Obesity is a major health problem for developed and developing countries alike. Many cost effective ways are available to prevent and treat obesity, but they need to be popularized. Esteemed journals with wide circulation and impact like Indian Journal of Endocrinology and Metabolism should focus on spreading this message, and on improving their utility by continued research.

References

1Moyer VA; on behalf of the U.S. Preventive Services Task Force. Screening for and Management of Obesity in Adults: U.S. Preventive Services Task Force Recommendation Statement. Ann Intern Med 2012. [In Press]
2Misra A, Chowbey P, Makkar BM, Vikram NK, Wasir JS, Chadha D, et al. Consensus statement for diagnosis of obesity, abdominal obesity and the metabolic syndrome for Asian Indians and recommendations for physical activity, medical and surgical management. J Assoc Physicians India 2009;57:163-70.
3Jacob JJ, Isaac R. Behavioral therapy for management of obesity. Indian J Endocrinol Metab 2012;16:28-32.
4Moyer VA; on behalf of the U.S. Preventive Services Task Force. Behavioral Counseling Interventions to Promote a Healthful Diet and Physical Activity for Cardiovascular Disease Prevention in Adults : U0 .S. Preventive Services Task Force Recommendation Statement. Ann Intern Med 2012. [In Press]
5Health.Gov [Internet]. 2008 Physical activity guidelines for Americans; c2008. Available from :0 http://www.health.gov/paguidelines/pdf/paguide.pdf. [Last accessed on 2012 Jul 31].
6O'Donovan G, Blazevich AJ, Boreham C, Cooper AR, Crank H, Ekelund U, et al. The ABC of Physical Activity for Health : a0 consensus statement from the British Association of Sport and Exercise Sciences.
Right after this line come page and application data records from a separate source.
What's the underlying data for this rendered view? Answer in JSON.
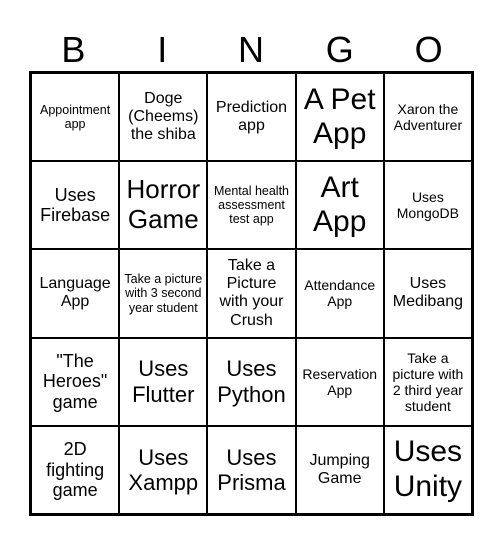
{
  "header": [
    "B",
    "I",
    "N",
    "G",
    "O"
  ],
  "cells": [
    {
      "text": "Appointment app",
      "size": "s1"
    },
    {
      "text": "Doge (Cheems) the shiba",
      "size": "s3"
    },
    {
      "text": "Prediction app",
      "size": "s3"
    },
    {
      "text": "A Pet App",
      "size": "s7"
    },
    {
      "text": "Xaron the Adventurer",
      "size": "s2"
    },
    {
      "text": "Uses Firebase",
      "size": "s4"
    },
    {
      "text": "Horror Game",
      "size": "s6"
    },
    {
      "text": "Mental health assessment test app",
      "size": "s1"
    },
    {
      "text": "Art App",
      "size": "s7"
    },
    {
      "text": "Uses MongoDB",
      "size": "s2"
    },
    {
      "text": "Language App",
      "size": "s3"
    },
    {
      "text": "Take a picture with 3 second year student",
      "size": "s1"
    },
    {
      "text": "Take a Picture with your Crush",
      "size": "s3"
    },
    {
      "text": "Attendance App",
      "size": "s2"
    },
    {
      "text": "Uses Medibang",
      "size": "s3"
    },
    {
      "text": "\"The Heroes\" game",
      "size": "s4"
    },
    {
      "text": "Uses Flutter",
      "size": "s5"
    },
    {
      "text": "Uses Python",
      "size": "s5"
    },
    {
      "text": "Reservation App",
      "size": "s2"
    },
    {
      "text": "Take a picture with 2 third year student",
      "size": "s2"
    },
    {
      "text": "2D fighting game",
      "size": "s4"
    },
    {
      "text": "Uses Xampp",
      "size": "s5"
    },
    {
      "text": "Uses Prisma",
      "size": "s5"
    },
    {
      "text": "Jumping Game",
      "size": "s3"
    },
    {
      "text": "Uses Unity",
      "size": "s7"
    }
  ]
}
J Sports Sci 2010;28:573-91.
7Unnikrishnan AG, Kalra S, Garg MK. Preventing obesity in India : W0 eighing the options. Indian J Endocrinol Metab 2012;16:4-6.